Obviously there's the distraction component, and there's no question the recent report shook the foundation a smidge, because how could it not? Not only is there a prospect of losing the cornerstone of the franchise, but as a further kick in the pants, he'd be leaving for the team with which you're trying to contend. It would be a double-gut punch. It's really just a matter of what Durant wants, and that's something the Thunder can't control at this point. Because if it's playing for a team built to contend, he's got that.
But let me throw these here two cents onto the pile of it, even though nobody's asking: I understand the reverberating shock waves Durant going to the Bay Area would create, because there's no bigger headline than the biggest fish going to the biggest current pond. But that's the pragmatic approach. The legacy approach, which is something I'm pretty sure Durant cares about deeply, is to play anywhere but Golden State.
There's no glory in joining Curry's team just to bandwagon your way to a ring. That's what you do when you're 37 and haven't gotten over the hump. (And no, that's not what LeBron did. The Heat team he joined won 47 games and exited in the first round the season before. The Warriors won the title last season, remember?) Sure, Durant could flourish and fit, because Durant could flourish and fit on an AAU team -- he's so good -- but I just have a hard time imagining him standing in a corner watching Curry fling 30-footers and being totally OK with that.
Do the Thunder care about Curry's prediction, though? Oh, they care, I'm sure. Are they going to try extra-super-duper hard whereas they otherwise wouldn't have? Doubtful, because all it takes to motivate Russell Westbrook is to tell him there are five opposing players on a hardwood floor waiting to try to score more points than him.

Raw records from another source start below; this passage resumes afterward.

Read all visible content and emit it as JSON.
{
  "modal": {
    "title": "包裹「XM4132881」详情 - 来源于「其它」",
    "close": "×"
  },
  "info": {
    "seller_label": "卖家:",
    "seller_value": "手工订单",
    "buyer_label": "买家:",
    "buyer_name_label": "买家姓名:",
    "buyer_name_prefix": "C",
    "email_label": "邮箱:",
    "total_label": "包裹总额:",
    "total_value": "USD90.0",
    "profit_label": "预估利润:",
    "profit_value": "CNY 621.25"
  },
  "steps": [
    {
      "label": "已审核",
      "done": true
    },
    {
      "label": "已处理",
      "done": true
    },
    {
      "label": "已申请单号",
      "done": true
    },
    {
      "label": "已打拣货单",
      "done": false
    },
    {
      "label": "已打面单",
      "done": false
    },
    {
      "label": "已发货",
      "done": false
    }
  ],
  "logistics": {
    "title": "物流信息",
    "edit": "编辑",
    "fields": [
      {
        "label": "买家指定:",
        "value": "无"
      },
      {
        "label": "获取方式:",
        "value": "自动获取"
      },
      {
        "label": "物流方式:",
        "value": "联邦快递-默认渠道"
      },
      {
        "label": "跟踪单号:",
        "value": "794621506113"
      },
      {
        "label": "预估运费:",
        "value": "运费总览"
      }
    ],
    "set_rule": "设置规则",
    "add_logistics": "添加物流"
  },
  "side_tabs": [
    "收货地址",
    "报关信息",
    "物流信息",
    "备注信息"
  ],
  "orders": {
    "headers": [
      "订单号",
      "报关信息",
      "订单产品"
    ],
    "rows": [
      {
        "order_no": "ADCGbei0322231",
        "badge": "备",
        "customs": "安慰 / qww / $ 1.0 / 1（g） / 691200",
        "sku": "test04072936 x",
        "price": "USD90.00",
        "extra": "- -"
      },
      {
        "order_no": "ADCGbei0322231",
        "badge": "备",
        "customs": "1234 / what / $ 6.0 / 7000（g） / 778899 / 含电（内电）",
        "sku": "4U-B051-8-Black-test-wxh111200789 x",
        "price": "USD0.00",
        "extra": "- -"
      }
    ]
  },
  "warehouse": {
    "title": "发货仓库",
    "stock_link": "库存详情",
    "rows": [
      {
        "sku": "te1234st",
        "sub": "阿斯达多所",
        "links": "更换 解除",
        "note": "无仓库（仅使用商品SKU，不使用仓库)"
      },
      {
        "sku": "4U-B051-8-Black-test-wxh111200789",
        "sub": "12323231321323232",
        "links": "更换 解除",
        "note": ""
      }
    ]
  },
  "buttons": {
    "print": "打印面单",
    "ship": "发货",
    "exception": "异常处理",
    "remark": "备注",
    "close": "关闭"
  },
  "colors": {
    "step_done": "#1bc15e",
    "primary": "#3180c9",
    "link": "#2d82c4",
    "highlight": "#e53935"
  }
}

But I don't think the Thunder -- Durant and Westbrook specifically -- took some personal slight from Curry, mainly because they both have a ton of respect for him and the Warriors. If they're drawing any extra anything from anywhere, it's more the perception they're second class to the Warriors and Spurs, and they're eager to prove otherwise.